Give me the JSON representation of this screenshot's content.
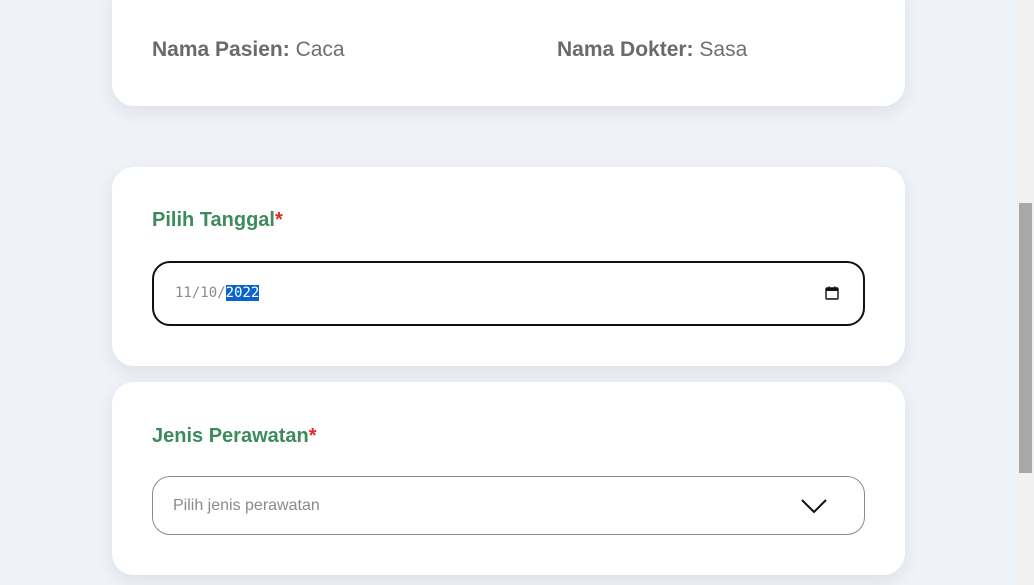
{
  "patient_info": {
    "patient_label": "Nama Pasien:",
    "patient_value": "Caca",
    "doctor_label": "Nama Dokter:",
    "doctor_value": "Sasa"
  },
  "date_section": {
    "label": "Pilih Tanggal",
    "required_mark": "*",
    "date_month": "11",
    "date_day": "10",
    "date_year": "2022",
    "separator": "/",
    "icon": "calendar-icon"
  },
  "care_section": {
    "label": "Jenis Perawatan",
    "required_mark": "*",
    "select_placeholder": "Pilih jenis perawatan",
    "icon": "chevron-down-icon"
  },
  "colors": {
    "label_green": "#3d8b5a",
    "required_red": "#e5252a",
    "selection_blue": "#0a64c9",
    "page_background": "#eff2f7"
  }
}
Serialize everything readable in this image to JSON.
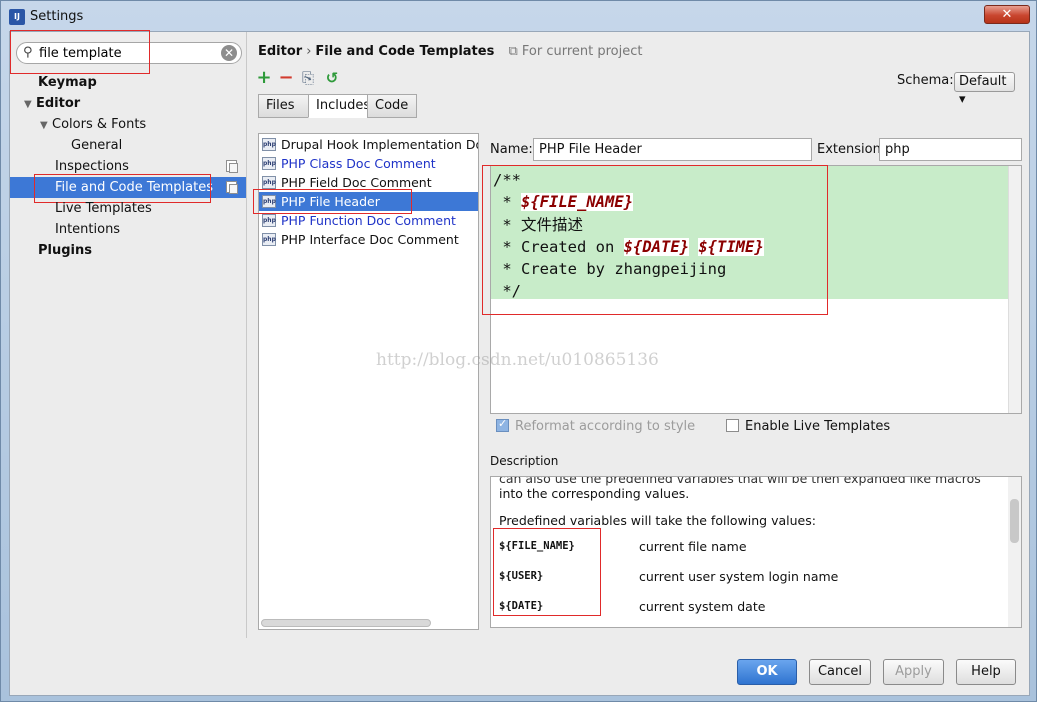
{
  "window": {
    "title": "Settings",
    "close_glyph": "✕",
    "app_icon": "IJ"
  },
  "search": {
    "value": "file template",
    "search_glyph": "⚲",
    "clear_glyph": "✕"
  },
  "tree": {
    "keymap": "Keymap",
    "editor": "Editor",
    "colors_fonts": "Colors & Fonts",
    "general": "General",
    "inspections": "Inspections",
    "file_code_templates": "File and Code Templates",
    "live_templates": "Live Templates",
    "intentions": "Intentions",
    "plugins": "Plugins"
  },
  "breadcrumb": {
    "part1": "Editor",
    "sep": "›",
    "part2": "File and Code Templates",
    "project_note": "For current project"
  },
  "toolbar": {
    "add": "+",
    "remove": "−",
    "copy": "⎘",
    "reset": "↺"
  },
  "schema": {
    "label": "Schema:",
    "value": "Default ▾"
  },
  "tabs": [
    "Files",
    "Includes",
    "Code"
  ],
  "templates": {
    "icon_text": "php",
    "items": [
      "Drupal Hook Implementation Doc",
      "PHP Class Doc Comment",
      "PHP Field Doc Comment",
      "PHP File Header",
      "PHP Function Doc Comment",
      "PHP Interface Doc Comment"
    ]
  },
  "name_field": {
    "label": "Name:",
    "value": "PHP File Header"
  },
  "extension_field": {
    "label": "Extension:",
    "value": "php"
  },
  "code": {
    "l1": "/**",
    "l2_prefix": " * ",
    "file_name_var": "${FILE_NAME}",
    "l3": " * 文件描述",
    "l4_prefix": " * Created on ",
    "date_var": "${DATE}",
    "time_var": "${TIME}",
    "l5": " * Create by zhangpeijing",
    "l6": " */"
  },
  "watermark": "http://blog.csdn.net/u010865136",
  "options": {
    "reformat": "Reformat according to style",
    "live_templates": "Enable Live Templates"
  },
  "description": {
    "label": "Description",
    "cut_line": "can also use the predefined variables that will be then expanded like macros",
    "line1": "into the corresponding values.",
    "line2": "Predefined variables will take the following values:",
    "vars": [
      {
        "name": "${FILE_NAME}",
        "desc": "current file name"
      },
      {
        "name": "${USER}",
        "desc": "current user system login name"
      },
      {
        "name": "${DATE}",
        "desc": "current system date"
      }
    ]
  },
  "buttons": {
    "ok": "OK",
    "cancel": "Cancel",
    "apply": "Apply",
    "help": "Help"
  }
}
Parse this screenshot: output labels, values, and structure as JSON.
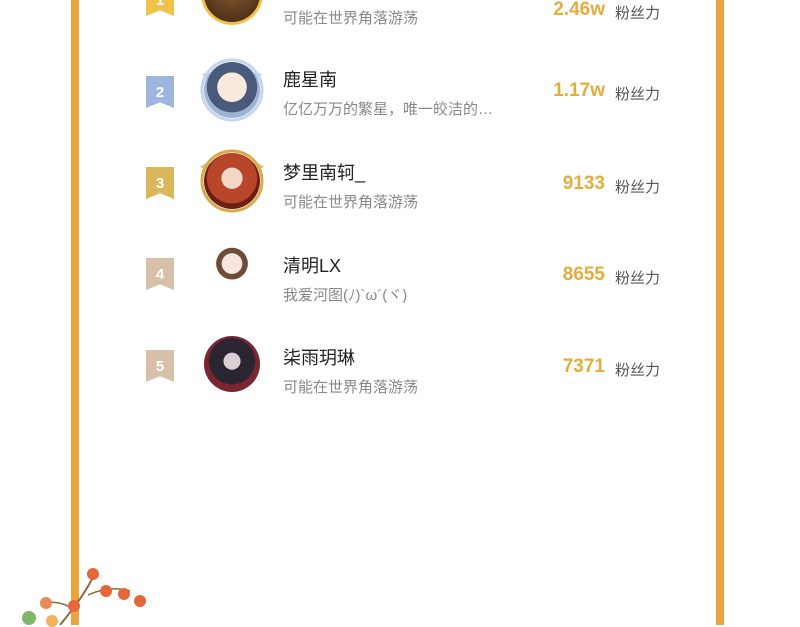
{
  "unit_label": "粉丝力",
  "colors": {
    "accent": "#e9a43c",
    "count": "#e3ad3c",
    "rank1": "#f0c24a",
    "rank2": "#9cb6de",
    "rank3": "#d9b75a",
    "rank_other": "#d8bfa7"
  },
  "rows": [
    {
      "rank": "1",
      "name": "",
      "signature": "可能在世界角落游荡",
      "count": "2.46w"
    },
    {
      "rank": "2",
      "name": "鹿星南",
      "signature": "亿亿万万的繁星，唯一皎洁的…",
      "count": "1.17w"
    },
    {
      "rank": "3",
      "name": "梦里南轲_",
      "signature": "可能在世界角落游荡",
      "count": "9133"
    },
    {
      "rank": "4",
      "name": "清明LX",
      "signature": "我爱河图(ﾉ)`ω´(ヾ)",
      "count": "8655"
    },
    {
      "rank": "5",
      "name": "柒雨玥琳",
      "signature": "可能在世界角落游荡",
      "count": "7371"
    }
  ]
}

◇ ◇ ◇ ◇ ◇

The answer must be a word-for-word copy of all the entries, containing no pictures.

Give me the JSON representation of this screenshot's content.
{
  "patient_info": {
    "patient_label": "Nama Pasien:",
    "patient_value": "Caca",
    "doctor_label": "Nama Dokter:",
    "doctor_value": "Sasa"
  },
  "date_section": {
    "label": "Pilih Tanggal",
    "required_mark": "*",
    "date_month": "11",
    "date_day": "10",
    "date_year": "2022",
    "separator": "/",
    "icon": "calendar-icon"
  },
  "care_section": {
    "label": "Jenis Perawatan",
    "required_mark": "*",
    "select_placeholder": "Pilih jenis perawatan",
    "icon": "chevron-down-icon"
  },
  "colors": {
    "label_green": "#3d8b5a",
    "required_red": "#e5252a",
    "selection_blue": "#0a64c9",
    "page_background": "#eff2f7"
  }
}
Serialize everything readable in this image to JSON.
{
  "window": {
    "title": "Settings",
    "close_glyph": "✕",
    "app_icon": "IJ"
  },
  "search": {
    "value": "file template",
    "search_glyph": "⚲",
    "clear_glyph": "✕"
  },
  "tree": {
    "keymap": "Keymap",
    "editor": "Editor",
    "colors_fonts": "Colors & Fonts",
    "general": "General",
    "inspections": "Inspections",
    "file_code_templates": "File and Code Templates",
    "live_templates": "Live Templates",
    "intentions": "Intentions",
    "plugins": "Plugins"
  },
  "breadcrumb": {
    "part1": "Editor",
    "sep": "›",
    "part2": "File and Code Templates",
    "project_note": "For current project"
  },
  "toolbar": {
    "add": "+",
    "remove": "−",
    "copy": "⎘",
    "reset": "↺"
  },
  "schema": {
    "label": "Schema:",
    "value": "Default ▾"
  },
  "tabs": [
    "Files",
    "Includes",
    "Code"
  ],
  "templates": {
    "icon_text": "php",
    "items": [
      "Drupal Hook Implementation Doc",
      "PHP Class Doc Comment",
      "PHP Field Doc Comment",
      "PHP File Header",
      "PHP Function Doc Comment",
      "PHP Interface Doc Comment"
    ]
  },
  "name_field": {
    "label": "Name:",
    "value": "PHP File Header"
  },
  "extension_field": {
    "label": "Extension:",
    "value": "php"
  },
  "code": {
    "l1": "/**",
    "l2_prefix": " * ",
    "file_name_var": "${FILE_NAME}",
    "l3": " * 文件描述",
    "l4_prefix": " * Created on ",
    "date_var": "${DATE}",
    "time_var": "${TIME}",
    "l5": " * Create by zhangpeijing",
    "l6": " */"
  },
  "watermark": "http://blog.csdn.net/u010865136",
  "options": {
    "reformat": "Reformat according to style",
    "live_templates": "Enable Live Templates"
  },
  "description": {
    "label": "Description",
    "cut_line": "can also use the predefined variables that will be then expanded like macros",
    "line1": "into the corresponding values.",
    "line2": "Predefined variables will take the following values:",
    "vars": [
      {
        "name": "${FILE_NAME}",
        "desc": "current file name"
      },
      {
        "name": "${USER}",
        "desc": "current user system login name"
      },
      {
        "name": "${DATE}",
        "desc": "current system date"
      }
    ]
  },
  "buttons": {
    "ok": "OK",
    "cancel": "Cancel",
    "apply": "Apply",
    "help": "Help"
  }
}
Parse this screenshot: output labels, values, and structure as JSON.
{
  "unit_label": "粉丝力",
  "colors": {
    "accent": "#e9a43c",
    "count": "#e3ad3c",
    "rank1": "#f0c24a",
    "rank2": "#9cb6de",
    "rank3": "#d9b75a",
    "rank_other": "#d8bfa7"
  },
  "rows": [
    {
      "rank": "1",
      "name": "",
      "signature": "可能在世界角落游荡",
      "count": "2.46w"
    },
    {
      "rank": "2",
      "name": "鹿星南",
      "signature": "亿亿万万的繁星，唯一皎洁的…",
      "count": "1.17w"
    },
    {
      "rank": "3",
      "name": "梦里南轲_",
      "signature": "可能在世界角落游荡",
      "count": "9133"
    },
    {
      "rank": "4",
      "name": "清明LX",
      "signature": "我爱河图(ﾉ)`ω´(ヾ)",
      "count": "8655"
    },
    {
      "rank": "5",
      "name": "柒雨玥琳",
      "signature": "可能在世界角落游荡",
      "count": "7371"
    }
  ]
}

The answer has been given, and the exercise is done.